Source records:
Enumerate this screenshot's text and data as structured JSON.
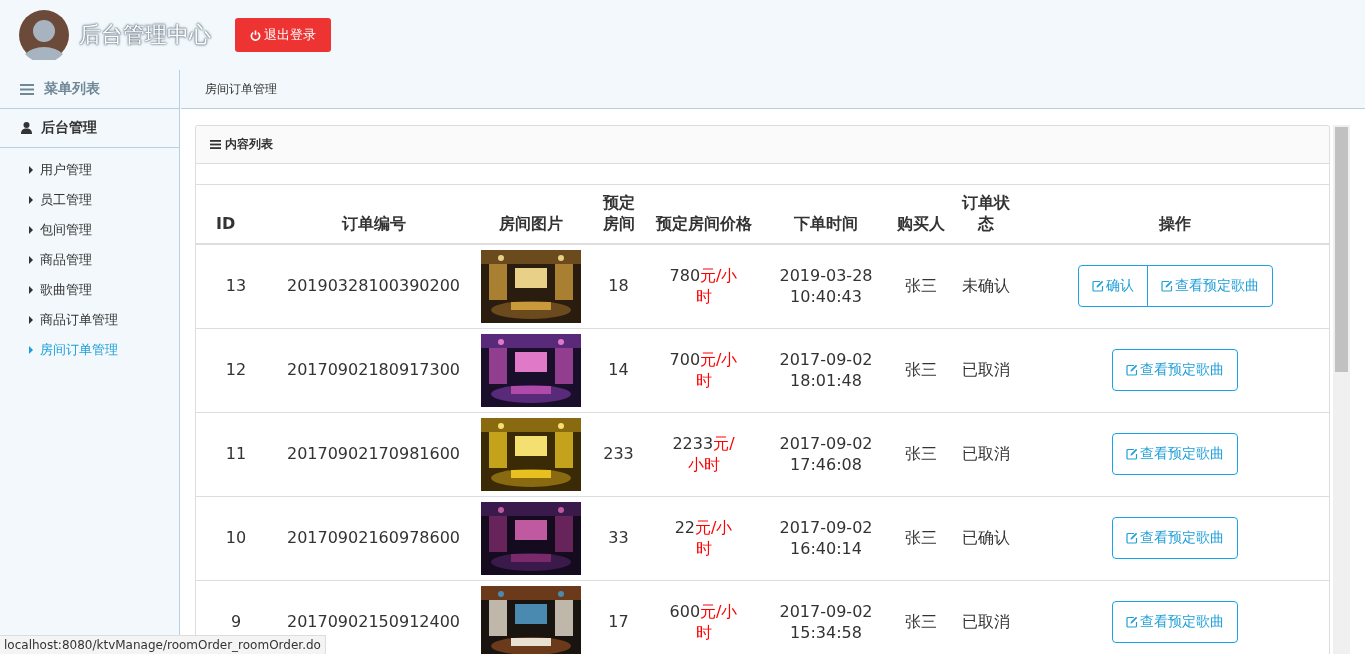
{
  "header": {
    "title": "后台管理中心",
    "logout_button": "退出登录"
  },
  "sidebar": {
    "title": "菜单列表",
    "section": "后台管理",
    "items": [
      {
        "label": "用户管理",
        "selected": false
      },
      {
        "label": "员工管理",
        "selected": false
      },
      {
        "label": "包间管理",
        "selected": false
      },
      {
        "label": "商品管理",
        "selected": false
      },
      {
        "label": "歌曲管理",
        "selected": false
      },
      {
        "label": "商品订单管理",
        "selected": false
      },
      {
        "label": "房间订单管理",
        "selected": true
      }
    ]
  },
  "breadcrumb": "房间订单管理",
  "panel": {
    "title": "内容列表"
  },
  "table": {
    "columns": [
      "ID",
      "订单编号",
      "房间图片",
      "预定房间",
      "预定房间价格",
      "下单时间",
      "购买人",
      "订单状态",
      "操作"
    ],
    "rows": [
      {
        "id": "13",
        "order_no": "20190328100390200",
        "image": {
          "kind": "picture"
        },
        "room": "18",
        "price": "780",
        "unit": "元/小时",
        "date": "2019-03-28",
        "time": "10:40:43",
        "buyer": "张三",
        "status": "未确认",
        "actions": [
          "确认",
          "查看预定歌曲"
        ]
      },
      {
        "id": "12",
        "order_no": "20170902180917300",
        "image": {
          "kind": "picture"
        },
        "room": "14",
        "price": "700",
        "unit": "元/小时",
        "date": "2017-09-02",
        "time": "18:01:48",
        "buyer": "张三",
        "status": "已取消",
        "actions": [
          "查看预定歌曲"
        ]
      },
      {
        "id": "11",
        "order_no": "20170902170981600",
        "image": {
          "kind": "picture"
        },
        "room": "233",
        "price": "2233",
        "unit": "元/小时",
        "date": "2017-09-02",
        "time": "17:46:08",
        "buyer": "张三",
        "status": "已取消",
        "actions": [
          "查看预定歌曲"
        ]
      },
      {
        "id": "10",
        "order_no": "20170902160978600",
        "image": {
          "kind": "picture"
        },
        "room": "33",
        "price": "22",
        "unit": "元/小时",
        "date": "2017-09-02",
        "time": "16:40:14",
        "buyer": "张三",
        "status": "已确认",
        "actions": [
          "查看预定歌曲"
        ]
      },
      {
        "id": "9",
        "order_no": "20170902150912400",
        "image": {
          "kind": "picture"
        },
        "room": "17",
        "price": "600",
        "unit": "元/小时",
        "date": "2017-09-02",
        "time": "15:34:58",
        "buyer": "张三",
        "status": "已取消",
        "actions": [
          "查看预定歌曲"
        ]
      }
    ]
  },
  "status_bar": "localhost:8080/ktvManage/roomOrder_roomOrder.do"
}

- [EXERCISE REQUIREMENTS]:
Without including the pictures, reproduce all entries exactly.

- [FINAL ANSWER]:
Enumerate this screenshot's text and data as structured JSON.
{
  "header": {
    "title": "后台管理中心",
    "logout_button": "退出登录"
  },
  "sidebar": {
    "title": "菜单列表",
    "section": "后台管理",
    "items": [
      {
        "label": "用户管理",
        "selected": false
      },
      {
        "label": "员工管理",
        "selected": false
      },
      {
        "label": "包间管理",
        "selected": false
      },
      {
        "label": "商品管理",
        "selected": false
      },
      {
        "label": "歌曲管理",
        "selected": false
      },
      {
        "label": "商品订单管理",
        "selected": false
      },
      {
        "label": "房间订单管理",
        "selected": true
      }
    ]
  },
  "breadcrumb": "房间订单管理",
  "panel": {
    "title": "内容列表"
  },
  "table": {
    "columns": [
      "ID",
      "订单编号",
      "房间图片",
      "预定房间",
      "预定房间价格",
      "下单时间",
      "购买人",
      "订单状态",
      "操作"
    ],
    "rows": [
      {
        "id": "13",
        "order_no": "20190328100390200",
        "image": {
          "kind": "picture"
        },
        "room": "18",
        "price": "780",
        "unit": "元/小时",
        "date": "2019-03-28",
        "time": "10:40:43",
        "buyer": "张三",
        "status": "未确认",
        "actions": [
          "确认",
          "查看预定歌曲"
        ]
      },
      {
        "id": "12",
        "order_no": "20170902180917300",
        "image": {
          "kind": "picture"
        },
        "room": "14",
        "price": "700",
        "unit": "元/小时",
        "date": "2017-09-02",
        "time": "18:01:48",
        "buyer": "张三",
        "status": "已取消",
        "actions": [
          "查看预定歌曲"
        ]
      },
      {
        "id": "11",
        "order_no": "20170902170981600",
        "image": {
          "kind": "picture"
        },
        "room": "233",
        "price": "2233",
        "unit": "元/小时",
        "date": "2017-09-02",
        "time": "17:46:08",
        "buyer": "张三",
        "status": "已取消",
        "actions": [
          "查看预定歌曲"
        ]
      },
      {
        "id": "10",
        "order_no": "20170902160978600",
        "image": {
          "kind": "picture"
        },
        "room": "33",
        "price": "22",
        "unit": "元/小时",
        "date": "2017-09-02",
        "time": "16:40:14",
        "buyer": "张三",
        "status": "已确认",
        "actions": [
          "查看预定歌曲"
        ]
      },
      {
        "id": "9",
        "order_no": "20170902150912400",
        "image": {
          "kind": "picture"
        },
        "room": "17",
        "price": "600",
        "unit": "元/小时",
        "date": "2017-09-02",
        "time": "15:34:58",
        "buyer": "张三",
        "status": "已取消",
        "actions": [
          "查看预定歌曲"
        ]
      }
    ]
  },
  "status_bar": "localhost:8080/ktvManage/roomOrder_roomOrder.do"
}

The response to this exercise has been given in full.